Published August 3, 2016
Anthony A. Campagnari, PhD, senior associate dean for research and graduate education, is exploring the novel use of photodynamic therapy (PDT) as a noninvasive treatment for otitis media (OM), or middle ear infections.
The research centers around Moraxella catarrhalis, one of the most significant causes of bacterial middle ear disease and sinusitis in infants and children. It is funded by a five-year, $2 million grant from the National Institute on Deafness and Other Communication Disorders.
Approximately 80 percent of all children younger than 3 experience at least one ear infection, and many experience recurrent disease, which often results in hearing impairment, delayed speech and learning problems, says Campagnari, professor of microbiology and immunology and medicine.
Ear infections represent a major health care problem, resulting in three to four million doctor visits annually. They are the most common cause for surgery (for insertion of tympanostomy tubes) and antibiotic use in pediatric populations.
“These infections put considerable stress on health care systems worldwide, thus there is significant interest in identifying vaccine antigens to prevent middle ear disease and to develop novel antimicrobial treatments against ear infections,” Campagnari says.
Recent studies have suggested that once a child is colonized with M. catarrhalis there is a significant increase in the development of acute and recurrent ear infections. Therefore, preventing attachment and colonization of M. catarrhalis on respiratory mucosal surfaces could significantly reduce the incidence of these infections.
Campagnari’s laboratory has previously demonstrated that PilA, a primary component of a bacterial surface component termed the type IV pilus, is conserved on the surface of clinical isolates, constitutively expressed, and an important factor for adherence.
“The first goal of our research is to test our hypotheses that M. catarrhalis PilA is critical in the initial stages of colonization, involved in biofilm formation leading to persistence on mucosal surfaces and warrants evaluation as a potential vaccine antigen,” he says.
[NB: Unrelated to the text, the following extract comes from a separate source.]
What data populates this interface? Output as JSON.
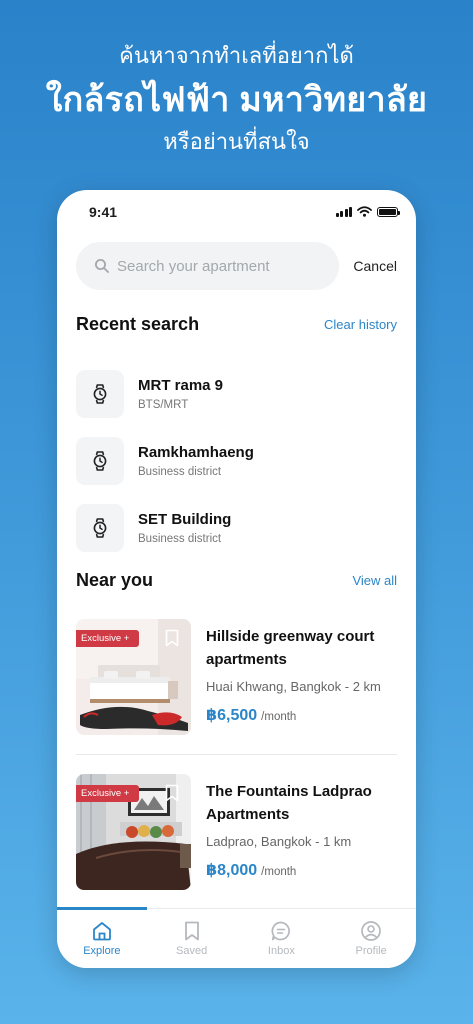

Novel therapeutic approaches designed to eradicate planktonic (free-living) and biofilm-associated (surface-attached) bacteria from the middle ear would not only significantly decrease the constant use of antibiotics in young children — they would also decrease the associated morbidity and the need to perform surgeries for chronic OM.
“The second goal of this research plan is to adapt PDT, a medical treatment for several types of cancer and dermatological issues, into an efficacious, noninvasive antibacterial therapy for the treatment and eradication of ear infections,” Campagnari says.
The antimicrobial PDT studies will be performed in collaboration with Gal Shafirstein, DSc, director of PDT Clinical Research at Roswell Park Cancer Institute.
The project addresses a significant health care problem from both a basic and translational research approach, Campagnari says.
“Taken together, the data resulting from these studies will provide new insights essential for the design of clinical approaches to prevent persistent colonization with M. catarrhalis and to treat pediatric ear infections that are refractory to standard therapies,” he says.
Nicole R. Luke-Marshall, PhD, research assistant professor of microbiology and immunology, serves as the primary co-investigator on the award.
One of Campagnari’s longtime colleagues and collaborators, Luke-Marshall brings a unique blend of scientific expertise to the project, including extensive research experience in molecular biology, genetics, bacterial pathogenesis and analyses of bacterial biofilms.
“Dr. Luke-Marshall’s published expertise on the chinchilla model of colonization and antimicrobial photodynamic therapy will be essential to the overall success of this exciting translational research, which could change the paradigm for the treatment of otitis media in the unfortunate group of young children that are chronically afflicted with this disease,” Campagnari says.
For more than a decade, Timothy F. Murphy, MD, SUNY Distinguished Professor of medicine and senior associate dean for clinical and translational research, has studied how M. catarrhalis causes middle ear infections.
“The work by Dr. Campagnari and his group has enormous potential to prevent and treat what is a huge national and global problem. Better ways to prevent and treat ear infections are urgently needed,” he says.
Antibiotics alone are not the solution to treating ear infections — especially recurrent infections, Murphy notes. The best way to tackle the problem is through prevention.
“Vaccines are the single most cost-effective health care intervention ever invented,” he says. “Dr. Campagnari has identified a potential vaccine that could be used to prevent infections by one of the most important bacteria that cause ear infections.”
“He is proposing a completely novel approach to therapy,” Murphy adds. “This exciting research has the potential to completely change how ear infections are treated.”